Rare Earthtones Logo
Spacer Spacer
Center for Biological Diversity Home

Gunnison sage grouse } Centrocerus minimus

Gunnison sage-grouse

RANGE: Historically occurred in the southwestern portion of Colorado, southeastern Utah, northeastern Arizona, and northwestern New Mexico

STATUS: NatureServe considers the bird Critically Imperiled, but the U.S. Fish and Wildlife Service has decided the sage grouse is not in need of protection despite its low numbers.

THREATS: Loss and fragmentation of sagebrush habitat, mostly for agriculture

Extraordinary-looking birds — both splendid and comical with their ornamental fan of tail feathers and pouches under their chins that look like dangling pairs of eggs — male Gunnison sage grouse conduct an elaborate mating display to attract females. They strut, flap their wings against their white pouches, and emit a distinct series of sounds by vocalizing and popping the air sacs within those bizarre-looking pouches. They eat sagebrush in winter and forbs and insects the rest of the year, and therefore need sagebrush to survive. About 5,000 breeding Gunnison sage grouse remain in existence in seven separate populations in southwest Colorado and southeast Utah. By far the majority — about 4,000 birds — live in the Gunnison Basin.
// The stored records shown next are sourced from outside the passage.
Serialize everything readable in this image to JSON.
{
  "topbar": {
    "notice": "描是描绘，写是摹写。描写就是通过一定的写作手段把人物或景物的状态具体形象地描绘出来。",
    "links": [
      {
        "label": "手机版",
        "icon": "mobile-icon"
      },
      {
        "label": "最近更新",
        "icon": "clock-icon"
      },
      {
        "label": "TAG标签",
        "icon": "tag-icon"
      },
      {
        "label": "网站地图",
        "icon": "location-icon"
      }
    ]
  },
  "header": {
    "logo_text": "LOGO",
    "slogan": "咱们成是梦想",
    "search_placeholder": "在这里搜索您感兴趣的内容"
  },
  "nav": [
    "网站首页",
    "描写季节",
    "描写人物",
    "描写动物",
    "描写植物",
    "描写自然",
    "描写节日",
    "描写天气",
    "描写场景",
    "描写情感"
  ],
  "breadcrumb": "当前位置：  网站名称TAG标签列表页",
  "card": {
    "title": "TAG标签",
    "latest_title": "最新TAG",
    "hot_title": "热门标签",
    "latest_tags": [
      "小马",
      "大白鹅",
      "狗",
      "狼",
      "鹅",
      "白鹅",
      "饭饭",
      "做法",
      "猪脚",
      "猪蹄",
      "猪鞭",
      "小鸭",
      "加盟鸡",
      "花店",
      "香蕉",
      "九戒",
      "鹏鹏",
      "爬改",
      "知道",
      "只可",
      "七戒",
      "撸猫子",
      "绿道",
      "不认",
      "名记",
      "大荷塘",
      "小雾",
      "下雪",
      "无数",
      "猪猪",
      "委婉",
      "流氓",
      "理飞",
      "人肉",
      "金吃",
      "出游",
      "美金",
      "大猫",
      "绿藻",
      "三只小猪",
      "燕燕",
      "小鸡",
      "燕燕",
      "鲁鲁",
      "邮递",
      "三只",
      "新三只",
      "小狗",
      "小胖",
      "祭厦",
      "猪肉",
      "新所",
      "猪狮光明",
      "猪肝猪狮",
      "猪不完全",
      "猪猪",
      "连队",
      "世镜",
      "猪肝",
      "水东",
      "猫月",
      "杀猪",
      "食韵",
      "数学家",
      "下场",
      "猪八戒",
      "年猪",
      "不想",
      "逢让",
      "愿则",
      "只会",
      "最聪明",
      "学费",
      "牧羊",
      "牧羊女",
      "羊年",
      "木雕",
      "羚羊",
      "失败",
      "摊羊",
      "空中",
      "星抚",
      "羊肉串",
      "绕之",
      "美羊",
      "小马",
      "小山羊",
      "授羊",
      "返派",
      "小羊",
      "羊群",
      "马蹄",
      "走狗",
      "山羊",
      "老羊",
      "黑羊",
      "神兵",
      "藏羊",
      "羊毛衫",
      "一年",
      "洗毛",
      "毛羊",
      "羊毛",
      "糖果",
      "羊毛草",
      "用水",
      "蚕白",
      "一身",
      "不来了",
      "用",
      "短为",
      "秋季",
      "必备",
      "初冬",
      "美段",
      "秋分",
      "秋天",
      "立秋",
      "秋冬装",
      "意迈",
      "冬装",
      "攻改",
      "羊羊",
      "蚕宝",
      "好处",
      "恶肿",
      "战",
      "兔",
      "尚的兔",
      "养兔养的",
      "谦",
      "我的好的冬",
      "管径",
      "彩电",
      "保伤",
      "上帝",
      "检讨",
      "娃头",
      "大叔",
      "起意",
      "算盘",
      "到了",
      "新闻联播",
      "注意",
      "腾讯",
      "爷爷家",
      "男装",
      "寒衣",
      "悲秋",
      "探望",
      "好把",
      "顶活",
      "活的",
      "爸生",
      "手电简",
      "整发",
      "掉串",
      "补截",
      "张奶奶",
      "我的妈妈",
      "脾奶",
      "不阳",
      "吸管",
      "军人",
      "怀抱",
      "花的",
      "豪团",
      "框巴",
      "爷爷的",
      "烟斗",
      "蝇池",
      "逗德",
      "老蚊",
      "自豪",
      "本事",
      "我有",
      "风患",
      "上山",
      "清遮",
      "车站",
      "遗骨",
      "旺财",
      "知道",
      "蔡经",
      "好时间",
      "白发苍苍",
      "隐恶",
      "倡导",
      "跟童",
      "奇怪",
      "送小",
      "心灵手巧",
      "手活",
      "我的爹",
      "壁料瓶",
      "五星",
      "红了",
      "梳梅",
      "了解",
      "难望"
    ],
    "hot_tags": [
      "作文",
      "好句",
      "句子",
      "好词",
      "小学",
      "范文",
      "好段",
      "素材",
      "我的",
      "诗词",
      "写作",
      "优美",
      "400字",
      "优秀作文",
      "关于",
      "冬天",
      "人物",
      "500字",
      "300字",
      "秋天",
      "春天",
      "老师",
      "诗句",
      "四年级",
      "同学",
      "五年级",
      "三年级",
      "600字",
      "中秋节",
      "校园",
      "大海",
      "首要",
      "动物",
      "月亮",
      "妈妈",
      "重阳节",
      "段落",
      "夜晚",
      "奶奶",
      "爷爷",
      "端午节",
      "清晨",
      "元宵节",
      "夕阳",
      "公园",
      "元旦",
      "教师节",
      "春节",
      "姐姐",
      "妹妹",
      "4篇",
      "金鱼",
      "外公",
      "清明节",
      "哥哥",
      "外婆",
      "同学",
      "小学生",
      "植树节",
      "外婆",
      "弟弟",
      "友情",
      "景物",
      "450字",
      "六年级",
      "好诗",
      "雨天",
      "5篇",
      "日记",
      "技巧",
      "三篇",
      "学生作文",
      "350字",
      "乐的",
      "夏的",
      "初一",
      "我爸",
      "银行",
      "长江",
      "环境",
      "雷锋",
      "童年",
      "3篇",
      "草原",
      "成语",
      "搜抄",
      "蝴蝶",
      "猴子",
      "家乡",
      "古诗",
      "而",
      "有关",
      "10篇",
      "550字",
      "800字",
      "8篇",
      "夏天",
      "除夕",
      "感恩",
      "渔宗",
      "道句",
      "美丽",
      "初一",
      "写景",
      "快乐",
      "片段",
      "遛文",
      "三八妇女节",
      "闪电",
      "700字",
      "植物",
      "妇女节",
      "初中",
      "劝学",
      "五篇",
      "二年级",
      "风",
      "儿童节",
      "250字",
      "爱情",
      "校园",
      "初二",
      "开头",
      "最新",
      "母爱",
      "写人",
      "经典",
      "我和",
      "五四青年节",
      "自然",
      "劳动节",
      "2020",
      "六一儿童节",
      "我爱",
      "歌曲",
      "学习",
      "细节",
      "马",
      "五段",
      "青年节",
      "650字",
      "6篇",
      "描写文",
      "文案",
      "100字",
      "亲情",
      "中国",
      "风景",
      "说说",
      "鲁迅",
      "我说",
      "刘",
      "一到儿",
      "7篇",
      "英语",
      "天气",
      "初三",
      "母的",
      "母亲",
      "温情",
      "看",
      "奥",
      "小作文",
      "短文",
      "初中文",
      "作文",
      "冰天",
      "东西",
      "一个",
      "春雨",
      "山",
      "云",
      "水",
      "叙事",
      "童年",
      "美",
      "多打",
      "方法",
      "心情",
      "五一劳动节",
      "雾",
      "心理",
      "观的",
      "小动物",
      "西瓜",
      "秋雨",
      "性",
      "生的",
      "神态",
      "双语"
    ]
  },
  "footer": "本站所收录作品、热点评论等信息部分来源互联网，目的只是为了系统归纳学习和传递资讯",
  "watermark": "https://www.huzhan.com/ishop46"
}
Photo by Ron Stewart, Utah Divison of Wildlife Resources